Whilst the engine was butch enough to cope with the additional loads imposed upon it the transaxle was not.
Torque produced by the engines was in excess of 700lb/foot so a completely new gearbox was designed and built, 4 speeds being determined as sufficient given the big, fat band of torque. Lubricant was circulated within and pumped through a radiator located above the ‘box. Titanium half shafts were reinforced and splined joints deleted in favor of massive rubber ‘donuts.’ Stub axles, uprights and brake disc bells were all titanium as they were for earlier 917’s.
Porsche also developed their own heavily ribbed aluminum brake calipers for the car.
Race Record 1972 and 1973
The rout of the Can Am by the Penske and customer Porsche 917/10 and ’73 917/30 is well known, this article is more about the engineering of the cars, but the race summary goes something like this.
Donohue popped the car on pole at the 1972 Mosport first round but Denny Hulme took the win for the McLaren M20 Chevrolet.
In the Road Atlanta round Mark had a huge accident destroying the magnesium chassis when a rear bodywork locating pin was not secured properly, the departing body and loss of downforce caused the prang from which he was lucky to escape, but Mark did not return until the Edmonton round. George Follmer stepped in, no pressure!, and won from Q2.
At Watkins Glen he was 3rd behind Denny and Revvie- The Empire Strikes Back!
But that was it, George then dialed in to the car and won at Mid Ohio and Road America before Tyrrell F1 driver Francois Cevert, proving his versatility, won in an ex-works M8F Chev at Donnybrooke with George 4th.
Donohue won at Edmonton proving he had not lost his mojo upon his return to racing with George winning in California at both Laguna Seca and Riverside and the drivers title, the manufacturers of course going to Porsche.
Hulme halved George’s points haul, the Kiwi on 65 with Milt Minter in a normally aspirated 917/10 3rd and Mark 4th despite missing 60% of the rounds.
In 1973 it took a couple of rounds to get the evolved 917/30 right with Charlie Kemp and George winning in customer 917/10’s at Mosport and Road Atlanta. From then on though Donohue took the lot, winning six rounds from pole, the drivers title and again the manufacturers championship for Zuffenhausen.
McLaren withdrew from the series at the end of ’72, Porsche in ’73- the Can Am, mortally wounded by rule changes which drove away Chaparral at the end of 1970, and now with the departure of McLaren and Porsche limped on but as a shadow, very sadly, of his former self. Shadows of 1974/5 duly noted.
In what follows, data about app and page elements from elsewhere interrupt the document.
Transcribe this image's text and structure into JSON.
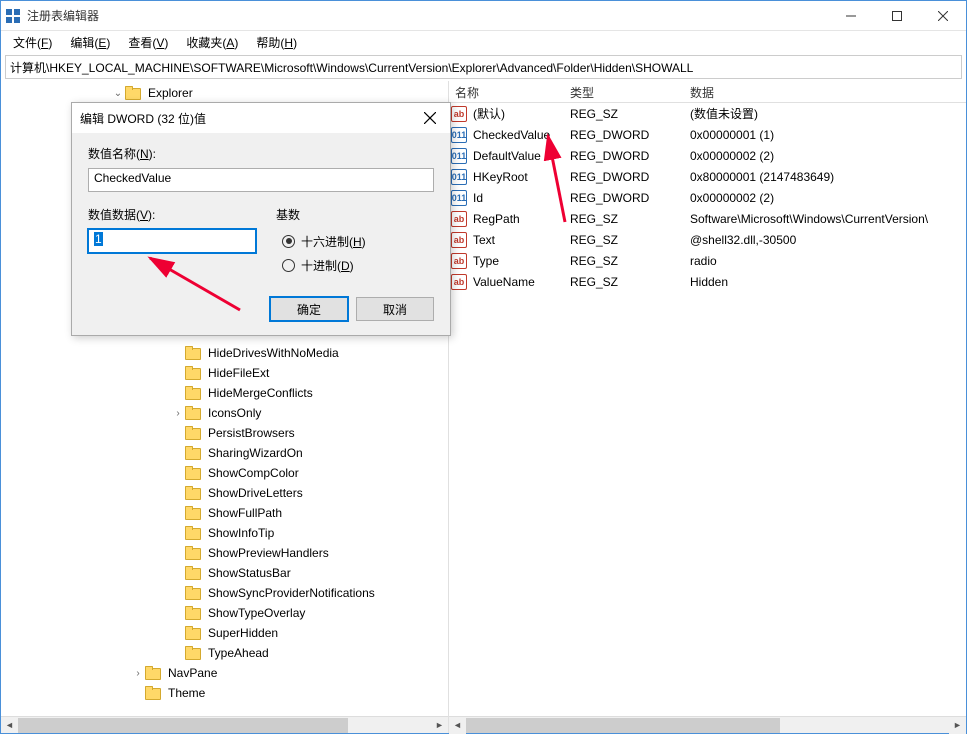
{
  "window": {
    "title": "注册表编辑器"
  },
  "menu": {
    "file": "文件(F)",
    "edit": "编辑(E)",
    "view": "查看(V)",
    "favorites": "收藏夹(A)",
    "help": "帮助(H)"
  },
  "address": "计算机\\HKEY_LOCAL_MACHINE\\SOFTWARE\\Microsoft\\Windows\\CurrentVersion\\Explorer\\Advanced\\Folder\\Hidden\\SHOWALL",
  "tree": {
    "explorer": "Explorer",
    "items": [
      "HideDrivesWithNoMedia",
      "HideFileExt",
      "HideMergeConflicts",
      "IconsOnly",
      "PersistBrowsers",
      "SharingWizardOn",
      "ShowCompColor",
      "ShowDriveLetters",
      "ShowFullPath",
      "ShowInfoTip",
      "ShowPreviewHandlers",
      "ShowStatusBar",
      "ShowSyncProviderNotifications",
      "ShowTypeOverlay",
      "SuperHidden",
      "TypeAhead"
    ],
    "navpane": "NavPane",
    "theme": "Theme"
  },
  "list": {
    "headers": {
      "name": "名称",
      "type": "类型",
      "data": "数据"
    },
    "rows": [
      {
        "icon": "sz",
        "name": "(默认)",
        "type": "REG_SZ",
        "data": "(数值未设置)"
      },
      {
        "icon": "dw",
        "name": "CheckedValue",
        "type": "REG_DWORD",
        "data": "0x00000001 (1)"
      },
      {
        "icon": "dw",
        "name": "DefaultValue",
        "type": "REG_DWORD",
        "data": "0x00000002 (2)"
      },
      {
        "icon": "dw",
        "name": "HKeyRoot",
        "type": "REG_DWORD",
        "data": "0x80000001 (2147483649)"
      },
      {
        "icon": "dw",
        "name": "Id",
        "type": "REG_DWORD",
        "data": "0x00000002 (2)"
      },
      {
        "icon": "sz",
        "name": "RegPath",
        "type": "REG_SZ",
        "data": "Software\\Microsoft\\Windows\\CurrentVersion\\"
      },
      {
        "icon": "sz",
        "name": "Text",
        "type": "REG_SZ",
        "data": "@shell32.dll,-30500"
      },
      {
        "icon": "sz",
        "name": "Type",
        "type": "REG_SZ",
        "data": "radio"
      },
      {
        "icon": "sz",
        "name": "ValueName",
        "type": "REG_SZ",
        "data": "Hidden"
      }
    ]
  },
  "dialog": {
    "title": "编辑 DWORD (32 位)值",
    "name_label": "数值名称(N):",
    "name_value": "CheckedValue",
    "data_label": "数值数据(V):",
    "data_value": "1",
    "base_label": "基数",
    "hex": "十六进制(H)",
    "dec": "十进制(D)",
    "ok": "确定",
    "cancel": "取消"
  },
  "icons": {
    "sz": "ab",
    "dw": "011"
  }
}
Nothing is forever of course, but what a show the Can Am was whilst it lasted.
The Porsche 917 by Paul Frere in Cars In Profile
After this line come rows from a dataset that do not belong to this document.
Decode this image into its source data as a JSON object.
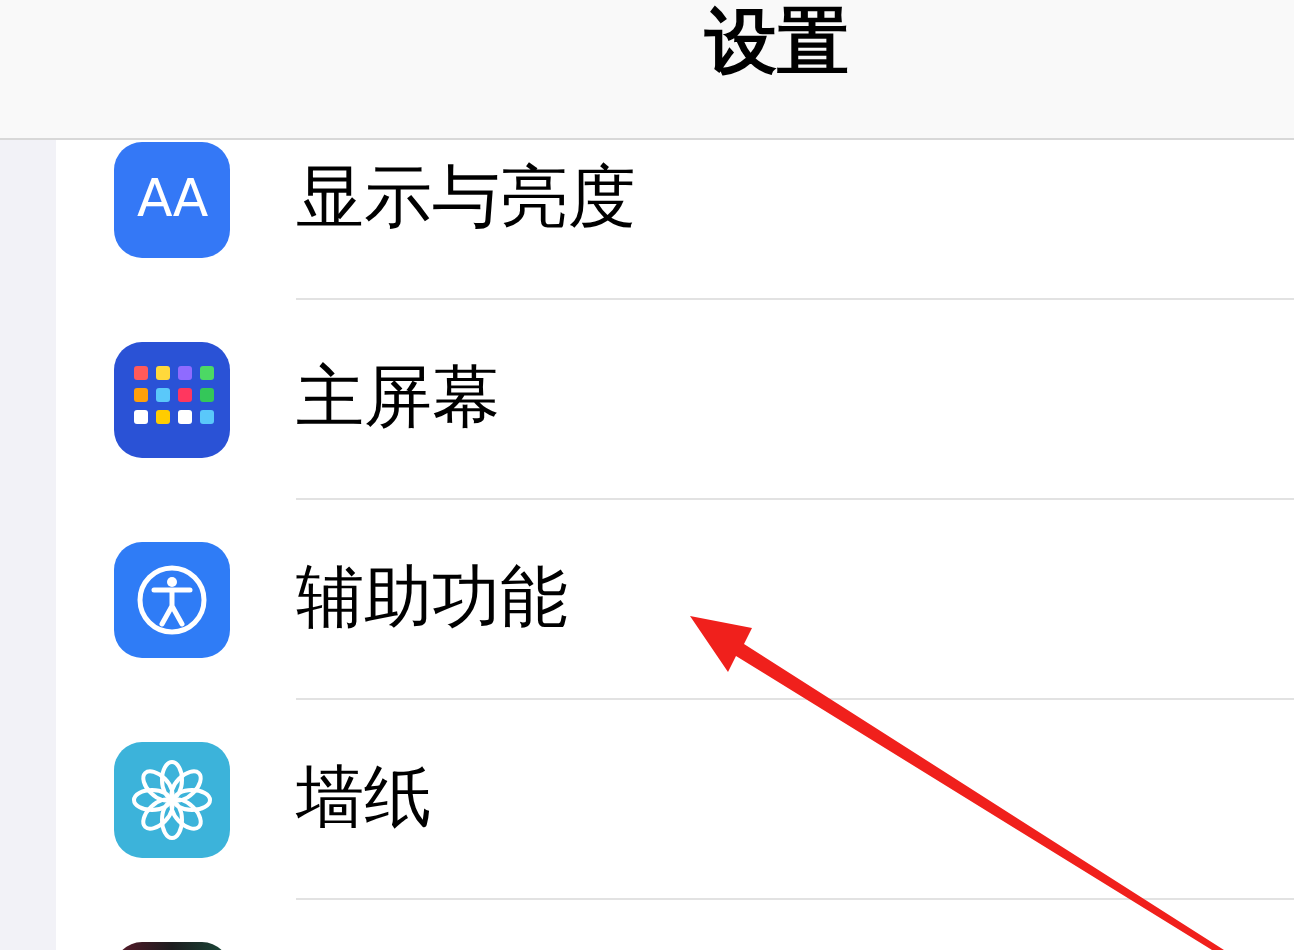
{
  "header": {
    "title": "设置"
  },
  "items": [
    {
      "kind": "display",
      "icon_text": "AA",
      "label": "显示与亮度"
    },
    {
      "kind": "home",
      "label": "主屏幕"
    },
    {
      "kind": "accessibility",
      "label": "辅助功能"
    },
    {
      "kind": "wallpaper",
      "label": "墙纸"
    },
    {
      "kind": "dark"
    }
  ]
}
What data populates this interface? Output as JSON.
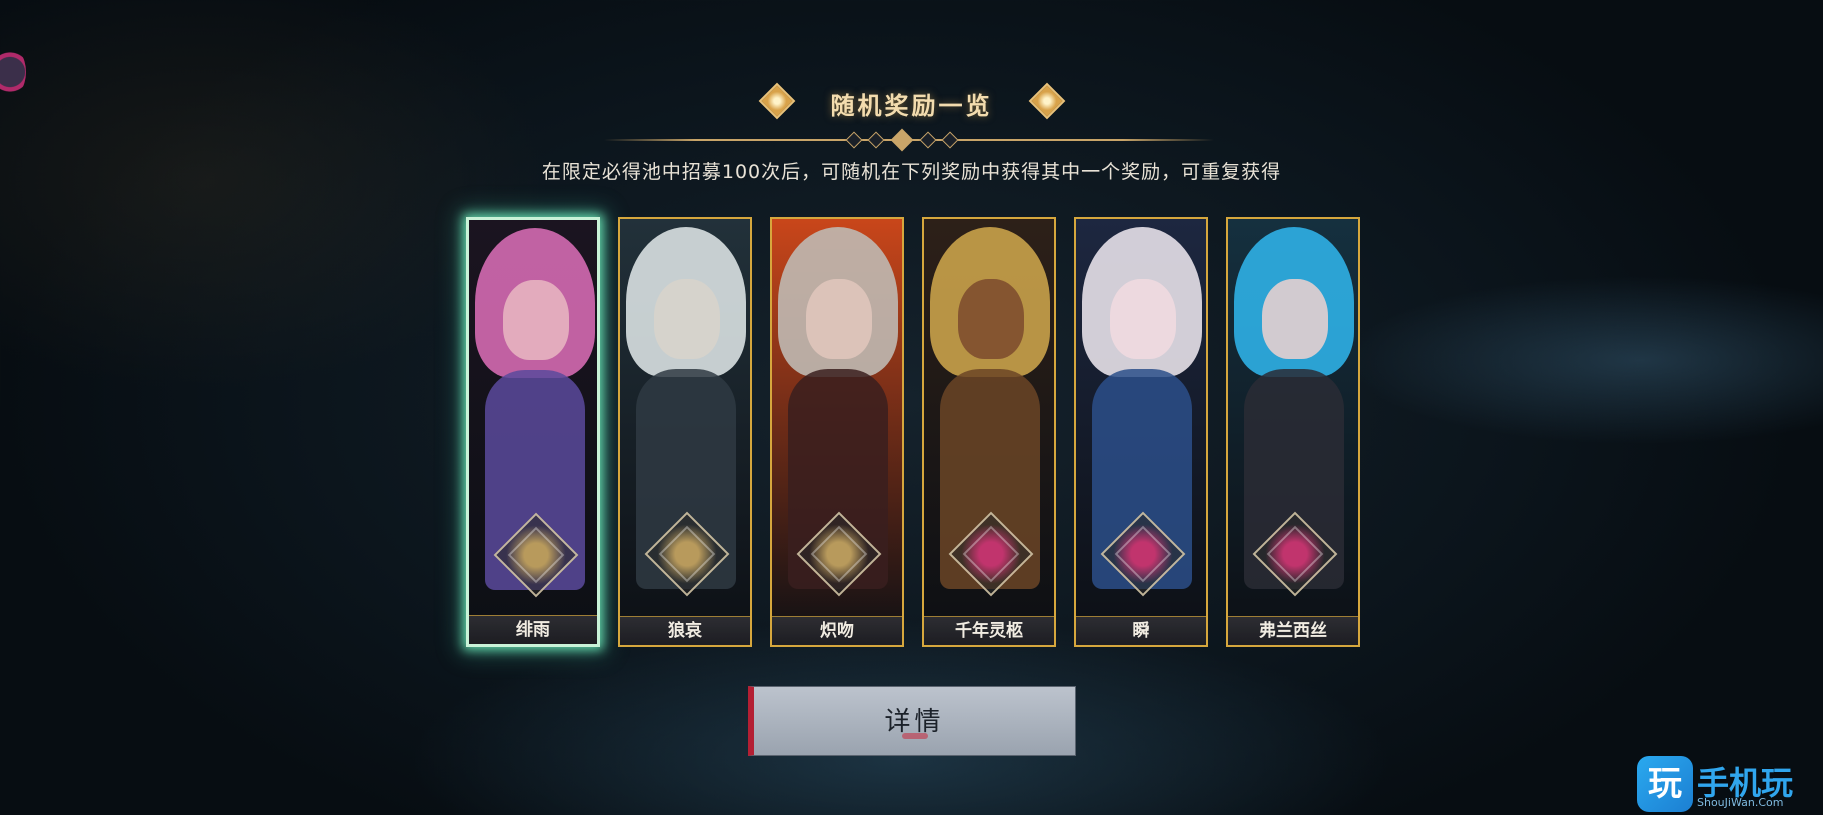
{
  "header": {
    "title": "随机奖励一览",
    "subtitle": "在限定必得池中招募100次后，可随机在下列奖励中获得其中一个奖励，可重复获得"
  },
  "rewards": [
    {
      "name": "绯雨",
      "selected": true,
      "colors": {
        "hair": "#d46ab1",
        "face": "#e9b9c2",
        "body": "#5b4a9c",
        "bg": "#1b1420",
        "emblem": "#b89a5c"
      }
    },
    {
      "name": "狼哀",
      "selected": false,
      "colors": {
        "hair": "#d9e1e2",
        "face": "#d8d3cb",
        "body": "#2f3a43",
        "bg": "#22313a",
        "emblem": "#b89a5c"
      }
    },
    {
      "name": "炽吻",
      "selected": false,
      "colors": {
        "hair": "#bfb9b3",
        "face": "#e2c7bd",
        "body": "#3a1f1e",
        "bg": "#c9461a",
        "emblem": "#b89a5c"
      }
    },
    {
      "name": "千年灵柩",
      "selected": false,
      "colors": {
        "hair": "#c9a24a",
        "face": "#7b4a2d",
        "body": "#6b4526",
        "bg": "#2d2018",
        "emblem": "#c1346d"
      }
    },
    {
      "name": "瞬",
      "selected": false,
      "colors": {
        "hair": "#e7e1e9",
        "face": "#f2dbe0",
        "body": "#2b4f8a",
        "bg": "#1d2740",
        "emblem": "#c1346d"
      }
    },
    {
      "name": "弗兰西丝",
      "selected": false,
      "colors": {
        "hair": "#2fb0e6",
        "face": "#f0d2cf",
        "body": "#2a2b35",
        "bg": "#15303f",
        "emblem": "#c1346d"
      }
    }
  ],
  "actions": {
    "detail_label": "详情"
  },
  "watermark": {
    "icon_char": "玩",
    "text": "手机玩",
    "sub": "ShouJiWan.Com"
  },
  "theme": {
    "accent_gold": "#d6a73d",
    "selected_glow": "#78ffc8",
    "button_stripe": "#b41f33"
  }
}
Porsche 917: The Ultimate Weapon by Ian Bamsey
Mark Donohue: The Unfair Advantage by Paul Van Vandenburgh with Mark Donohue
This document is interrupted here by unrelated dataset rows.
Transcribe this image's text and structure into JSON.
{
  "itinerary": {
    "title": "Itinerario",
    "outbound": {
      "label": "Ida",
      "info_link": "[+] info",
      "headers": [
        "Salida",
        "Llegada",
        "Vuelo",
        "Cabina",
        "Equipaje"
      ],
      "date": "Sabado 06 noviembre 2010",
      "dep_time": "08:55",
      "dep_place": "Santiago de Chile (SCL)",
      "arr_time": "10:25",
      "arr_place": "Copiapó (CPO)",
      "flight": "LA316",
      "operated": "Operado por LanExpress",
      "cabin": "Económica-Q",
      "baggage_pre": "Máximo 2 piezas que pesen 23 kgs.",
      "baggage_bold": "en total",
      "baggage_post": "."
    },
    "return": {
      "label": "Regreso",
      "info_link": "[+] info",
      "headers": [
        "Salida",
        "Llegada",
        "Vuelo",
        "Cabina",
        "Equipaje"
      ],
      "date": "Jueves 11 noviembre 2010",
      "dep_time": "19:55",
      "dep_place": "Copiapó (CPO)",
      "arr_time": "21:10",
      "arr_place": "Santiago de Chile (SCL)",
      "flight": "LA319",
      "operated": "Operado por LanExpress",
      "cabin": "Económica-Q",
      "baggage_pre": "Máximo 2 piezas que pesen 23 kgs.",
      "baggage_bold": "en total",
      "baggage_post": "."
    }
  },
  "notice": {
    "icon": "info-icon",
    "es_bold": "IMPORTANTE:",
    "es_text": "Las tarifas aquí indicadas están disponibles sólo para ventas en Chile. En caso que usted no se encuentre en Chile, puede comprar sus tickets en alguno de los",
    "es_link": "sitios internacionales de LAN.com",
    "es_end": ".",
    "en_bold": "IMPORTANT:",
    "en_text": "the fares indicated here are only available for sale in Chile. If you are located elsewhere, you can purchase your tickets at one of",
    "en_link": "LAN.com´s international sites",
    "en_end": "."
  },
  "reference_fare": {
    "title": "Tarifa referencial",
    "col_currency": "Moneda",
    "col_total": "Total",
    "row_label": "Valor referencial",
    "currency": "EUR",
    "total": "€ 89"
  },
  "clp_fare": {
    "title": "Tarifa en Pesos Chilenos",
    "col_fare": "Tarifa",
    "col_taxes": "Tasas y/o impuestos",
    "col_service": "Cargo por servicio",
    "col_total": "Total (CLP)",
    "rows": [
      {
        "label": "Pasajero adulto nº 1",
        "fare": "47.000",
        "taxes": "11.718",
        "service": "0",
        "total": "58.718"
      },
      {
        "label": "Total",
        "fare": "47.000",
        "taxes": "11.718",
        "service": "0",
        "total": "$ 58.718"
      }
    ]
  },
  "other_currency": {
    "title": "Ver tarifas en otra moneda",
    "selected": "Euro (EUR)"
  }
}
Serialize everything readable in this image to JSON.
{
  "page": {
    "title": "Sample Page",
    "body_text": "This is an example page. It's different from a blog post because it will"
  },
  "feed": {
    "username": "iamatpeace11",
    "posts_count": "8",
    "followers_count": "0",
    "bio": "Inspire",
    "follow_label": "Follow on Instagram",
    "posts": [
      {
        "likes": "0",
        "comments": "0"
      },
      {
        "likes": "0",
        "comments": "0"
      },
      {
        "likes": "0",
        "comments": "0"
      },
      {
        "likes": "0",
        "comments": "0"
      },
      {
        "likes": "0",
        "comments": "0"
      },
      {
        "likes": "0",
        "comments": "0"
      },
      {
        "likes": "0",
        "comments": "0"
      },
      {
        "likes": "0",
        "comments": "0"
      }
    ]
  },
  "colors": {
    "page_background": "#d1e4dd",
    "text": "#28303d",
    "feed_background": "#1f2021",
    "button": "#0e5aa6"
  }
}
Rainer Schlegelmilch, Alvis Upitis, Manor, Getty Images
Tailpiece: Roger Penske, 917/10 and fans
Donohue: “Our program with Porsche began at Le Mans in 1971, while we were there with the Ferrari (512M). Mrs. Piech and her sons Michael and Ferdinand asked to see Roger Penske for lunch. At that meeting the Piechs expressed a desire to go racing in the Can Am. Roger followed it up by flying to Germany four or five times and eventually they began to hammer out a contract…because of the dollars involved we couldn’t work from a handshake.”
Porsche’s commercial arrangements with Penske were similar to those with John Wyer. The actual preparation and racing of the cars was Penske’s responsibility, with 5 litre engines were delivered straight from the Porsche Experimental and Racing Department and tended at race meetings by factory engineers. Engine development work was done by the Porsche based upon feedback from the drivers and team as well as the engineers in the field.
It worked rather well.